Under the Shari'ah, marriages between men and women standing in a certain relationship to one another are prohibited. These prohibited degrees are either of a permanent nature or a temporary. The permanently prohibited degrees of marriage are laid down in the Holy Qur'an :
And marry not those women whom your fathers married, except what has already happened (of that nature) in the past. Lo! it was ever lewdness and abomination, and an evil way. Forbidden unto you are your mothers and your daughters, and your sisters and your father's sisters and your mother's sisters, and your brother's daughters and your sister's daughters, and your foster-mothers and your foster-sisters, and your mothers-in-law and your step-daughters who are under your mother-in-law and your step-daughters who are under your protection (born) of your women unto whom you have gone into -- but if you have not gone into them, then it is no sin for you (to marry their daughters) -- and the wives of your sons from your own loins, and that you should have two sisters together, except what has already happened (of that nature) in the past. Allah is ever-Forgiving, Merciful. (4:22 - 24)
From the above verses, it is clear that a Muslim must never marry the following:
A great wisdom lies behind these prohibitions on the grounds of consanguinity, affinity, and fosterage. No social cohesion can exist if people do not keep these prohibitions in their minds while contracting marriages.
Temporary prohibitions are those which arise only on account of certain special circumstances in which the parties are placed. If the circumstances change, the prohibition also disappears. They are as follows:

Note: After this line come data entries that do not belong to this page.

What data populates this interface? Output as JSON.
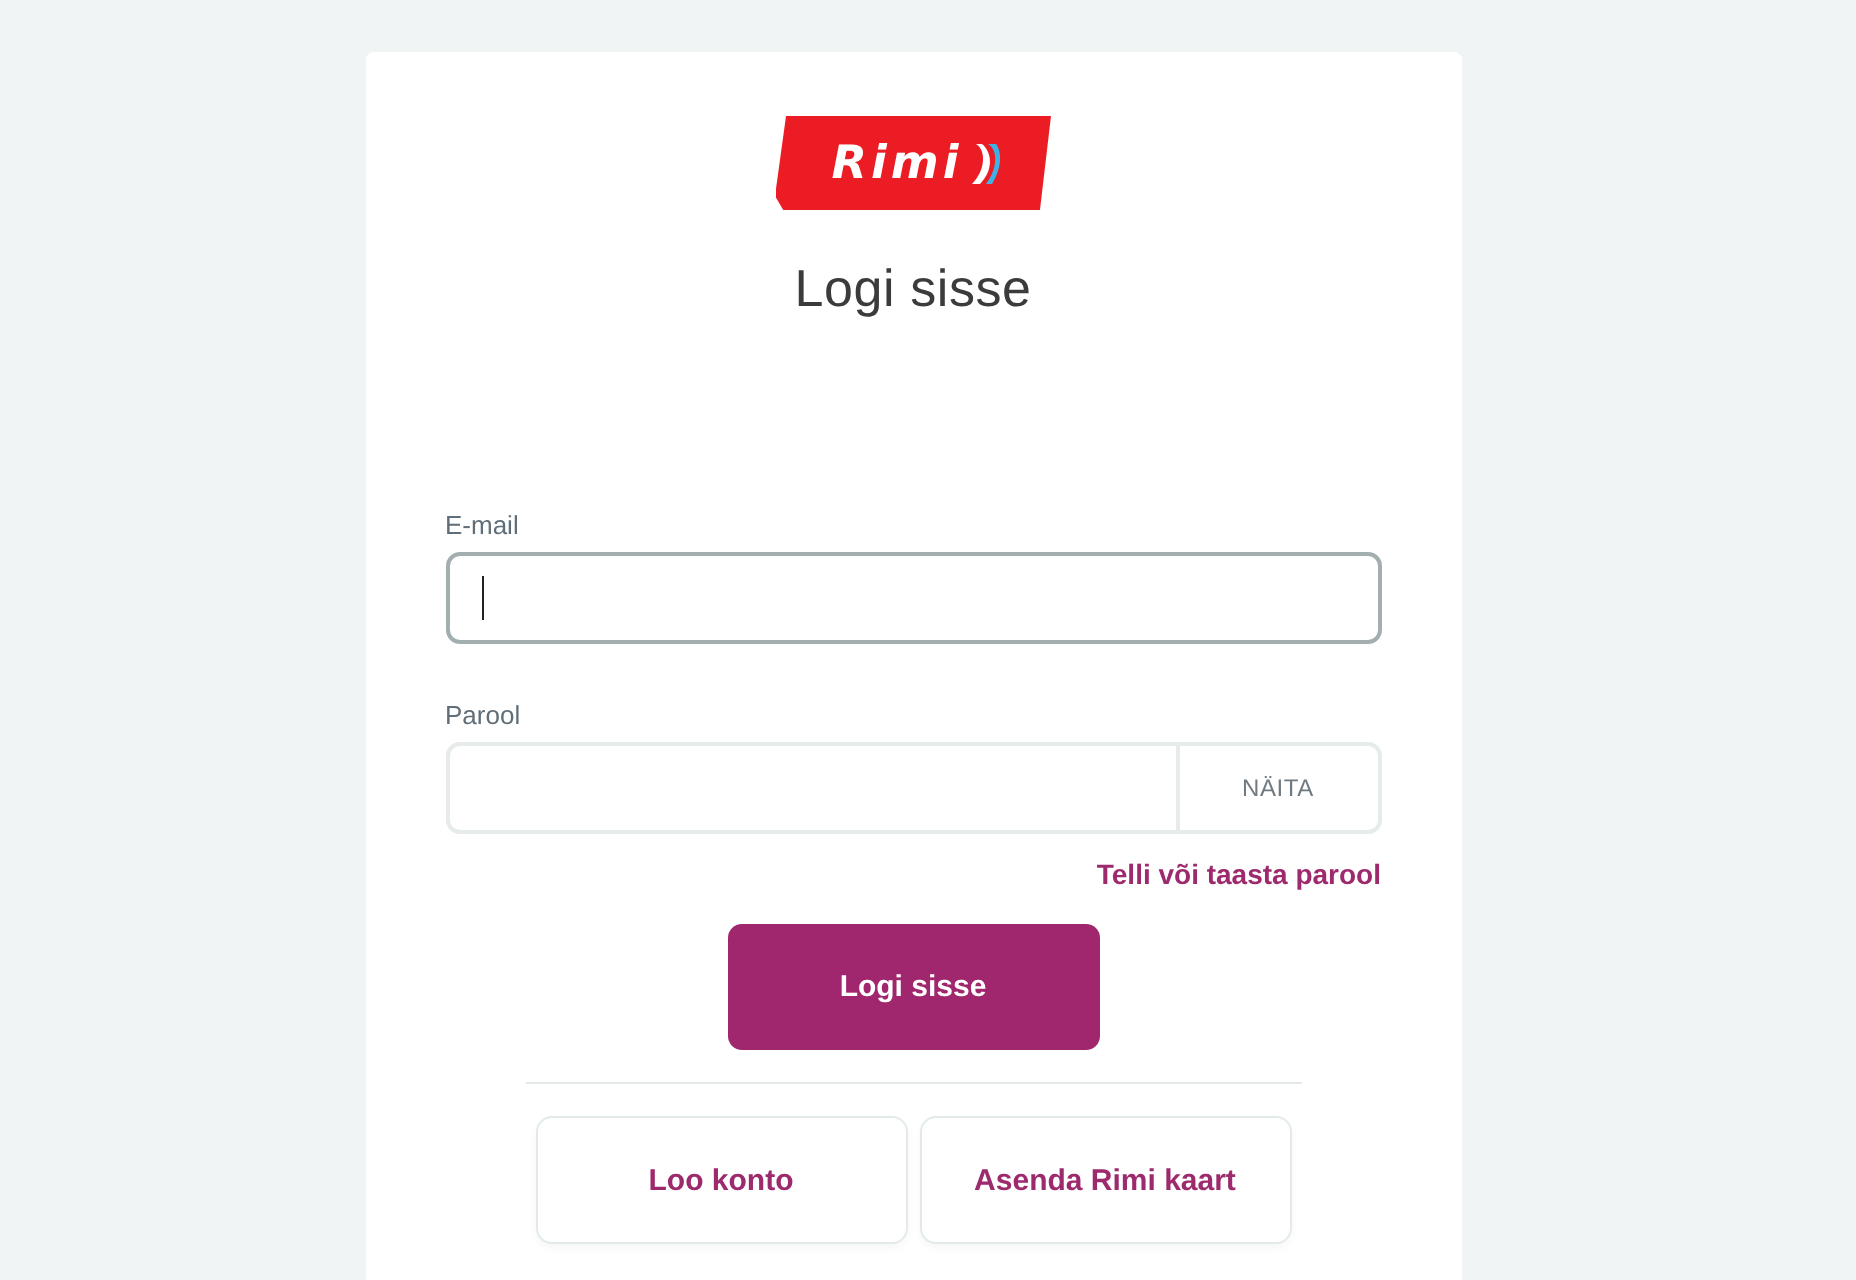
{
  "logo": {
    "text": "Rimi"
  },
  "title": "Logi sisse",
  "fields": [
    {
      "kind": "email",
      "label": "E-mail",
      "focused": true
    },
    {
      "kind": "password",
      "label": "Parool",
      "focused": false,
      "toggle": "NÄITA"
    }
  ],
  "forgot_link": "Telli või taasta parool",
  "submit": "Logi sisse",
  "secondary_buttons": [
    "Loo konto",
    "Asenda Rimi kaart"
  ]
}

Regarding this last prohibition, the Qur'an expects Muslims to act with the utmost propriety and righteousness. It lays down:

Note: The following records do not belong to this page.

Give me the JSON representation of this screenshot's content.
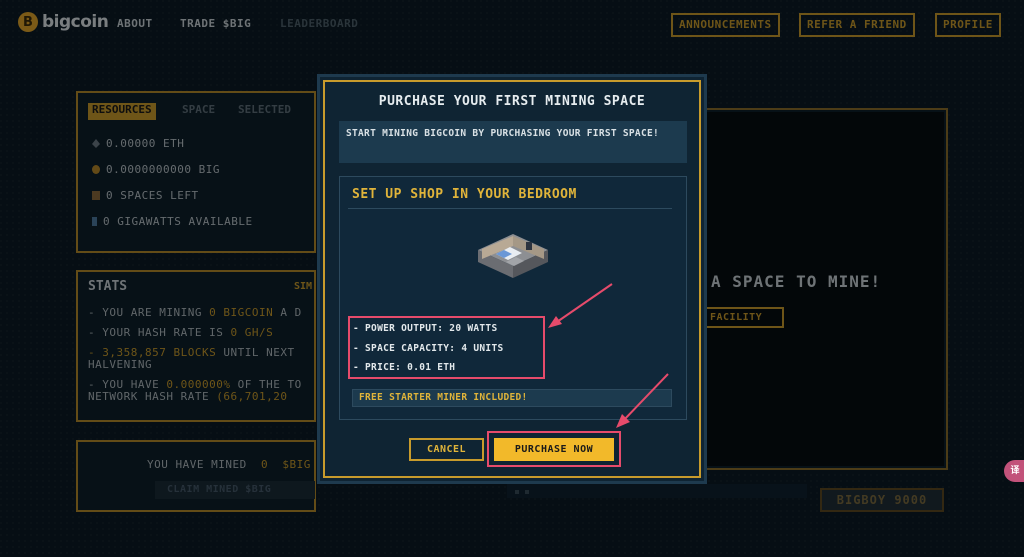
{
  "nav": {
    "logo_text": "bigcoin",
    "links": [
      "ABOUT",
      "TRADE $BIG",
      "LEADERBOARD"
    ],
    "buttons": [
      "ANNOUNCEMENTS",
      "REFER A FRIEND",
      "PROFILE"
    ]
  },
  "resources": {
    "tabs": [
      "RESOURCES",
      "SPACE",
      "SELECTED"
    ],
    "rows": [
      {
        "icon": "eth-icon",
        "text": "0.00000 ETH"
      },
      {
        "icon": "big-coin-icon",
        "text": "0.0000000000 BIG"
      },
      {
        "icon": "space-icon",
        "text": "0 SPACES LEFT"
      },
      {
        "icon": "power-icon",
        "text": "0 GIGAWATTS AVAILABLE"
      }
    ]
  },
  "stats": {
    "title": "STATS",
    "right_fragment": "SIM",
    "line1_prefix": "- YOU ARE MINING ",
    "line1_value": "0 BIGCOIN",
    "line1_suffix": " A D",
    "line2_prefix": "- YOUR HASH RATE IS ",
    "line2_value": "0 GH/S",
    "line3_value": "- 3,358,857 BLOCKS",
    "line3_suffix": " UNTIL NEXT",
    "line4": "HALVENING",
    "line5_prefix": "- YOU HAVE ",
    "line5_value": "0.000000%",
    "line5_suffix": " OF THE TO",
    "line6_prefix": "NETWORK HASH RATE ",
    "line6_value": "(66,701,20"
  },
  "mined": {
    "label": "YOU HAVE MINED",
    "value": "0",
    "unit": "$BIG",
    "claim_label": "CLAIM MINED $BIG"
  },
  "right_panel": {
    "headline_fragment": "A SPACE TO MINE!",
    "button_fragment": "FACILITY",
    "machine_label": "BIGBOY 9000"
  },
  "modal": {
    "title": "PURCHASE YOUR FIRST MINING SPACE",
    "intro": "START MINING BIGCOIN BY PURCHASING YOUR FIRST SPACE!",
    "card_title": "SET UP SHOP IN YOUR BEDROOM",
    "specs": [
      "- POWER OUTPUT: 20 WATTS",
      "- SPACE CAPACITY: 4 UNITS",
      "- PRICE: 0.01 ETH"
    ],
    "free_text": "FREE STARTER MINER INCLUDED!",
    "cancel_label": "CANCEL",
    "purchase_label": "PURCHASE NOW"
  },
  "translate_badge": "译",
  "colors": {
    "gold": "#c89b2c",
    "purchase_button": "#f2b92a",
    "annotation": "#e64b6b",
    "background": "#0b1b25"
  }
}
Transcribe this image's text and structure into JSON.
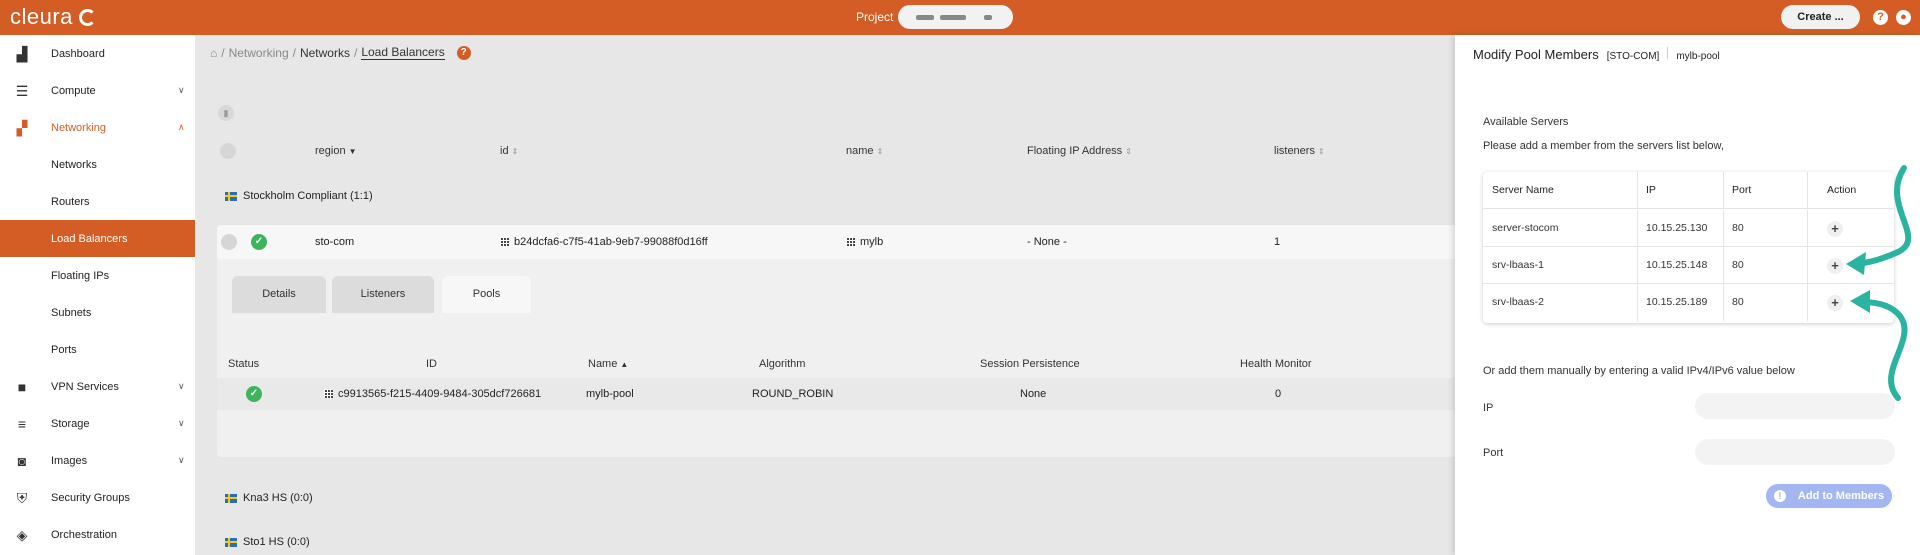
{
  "topbar": {
    "logo_text": "cleura",
    "project_label": "Project",
    "create_label": "Create ...",
    "help_icon": "?",
    "user_icon": "user-icon"
  },
  "sidebar": {
    "items": [
      {
        "label": "Dashboard",
        "icon": "chart-icon"
      },
      {
        "label": "Compute",
        "icon": "server-icon"
      },
      {
        "label": "Networking",
        "icon": "network-icon"
      },
      {
        "label": "Networks"
      },
      {
        "label": "Routers"
      },
      {
        "label": "Load Balancers"
      },
      {
        "label": "Floating IPs"
      },
      {
        "label": "Subnets"
      },
      {
        "label": "Ports"
      },
      {
        "label": "VPN Services",
        "icon": "lock-icon"
      },
      {
        "label": "Storage",
        "icon": "database-icon"
      },
      {
        "label": "Images",
        "icon": "camera-icon"
      },
      {
        "label": "Security Groups",
        "icon": "shield-icon"
      },
      {
        "label": "Orchestration",
        "icon": "orchestration-icon"
      }
    ]
  },
  "breadcrumb": {
    "sep": "/",
    "networking": "Networking",
    "networks": "Networks",
    "load_balancers": "Load Balancers"
  },
  "table": {
    "headers": {
      "region": "region",
      "id": "id",
      "name": "name",
      "floating_ip": "Floating IP Address",
      "listeners": "listeners"
    },
    "groups": {
      "stockholm": "Stockholm Compliant (1:1)",
      "kna3": "Kna3 HS (0:0)",
      "sto1": "Sto1 HS (0:0)"
    },
    "row": {
      "region": "sto-com",
      "id": "b24dcfa6-c7f5-41ab-9eb7-99088f0d16ff",
      "name": "mylb",
      "floating_ip": "- None -",
      "listeners": "1"
    }
  },
  "tabs": {
    "details": "Details",
    "listeners": "Listeners",
    "pools": "Pools"
  },
  "pools": {
    "headers": {
      "status": "Status",
      "id": "ID",
      "name": "Name",
      "algorithm": "Algorithm",
      "session": "Session Persistence",
      "health": "Health Monitor"
    },
    "row": {
      "id": "c9913565-f215-4409-9484-305dcf726681",
      "name": "mylb-pool",
      "algorithm": "ROUND_ROBIN",
      "session": "None",
      "health": "0"
    }
  },
  "panel": {
    "title": "Modify Pool Members",
    "region_tag": "[STO-COM]",
    "pool_tag": "mylb-pool",
    "available_servers": "Available Servers",
    "instruction": "Please add a member from the servers list below,",
    "servers_headers": {
      "name": "Server Name",
      "ip": "IP",
      "port": "Port",
      "action": "Action"
    },
    "servers": [
      {
        "name": "server-stocom",
        "ip": "10.15.25.130",
        "port": "80"
      },
      {
        "name": "srv-lbaas-1",
        "ip": "10.15.25.148",
        "port": "80"
      },
      {
        "name": "srv-lbaas-2",
        "ip": "10.15.25.189",
        "port": "80"
      }
    ],
    "manual_text": "Or add them manually by entering a valid IPv4/IPv6 value below",
    "ip_label": "IP",
    "port_label": "Port",
    "add_button": "Add to Members",
    "arrow_color": "#2ab3a0"
  },
  "colors": {
    "brand": "#d45d25",
    "success": "#3cb55a",
    "button_disabled": "#a3b6f2"
  }
}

...but do not make a secret contract with them except in honourable terms, nor resolve on the tie of marriage till the term prescribed is fulfilled. (2:235)
This means that a man must not make a specific proposal of marriage to a woman during the time of her 'iddah after the death of her husband or an irrevocable divorce. However, he can send a message saying, for instance, "I wish to find a woman of good character". But if a woman is in the 'iddah of a divorce which is revocable where raja' (return) is possible, a man must not send her even an implied invitation to marry him, because she is still considered as the lawful wife of the first husband. In fact, this restriction is most beneficial because it prevents a man from becoming an instrument of breaking up a family where there are still chances of reconciliation between the wife and husband even though they are moving away from each other.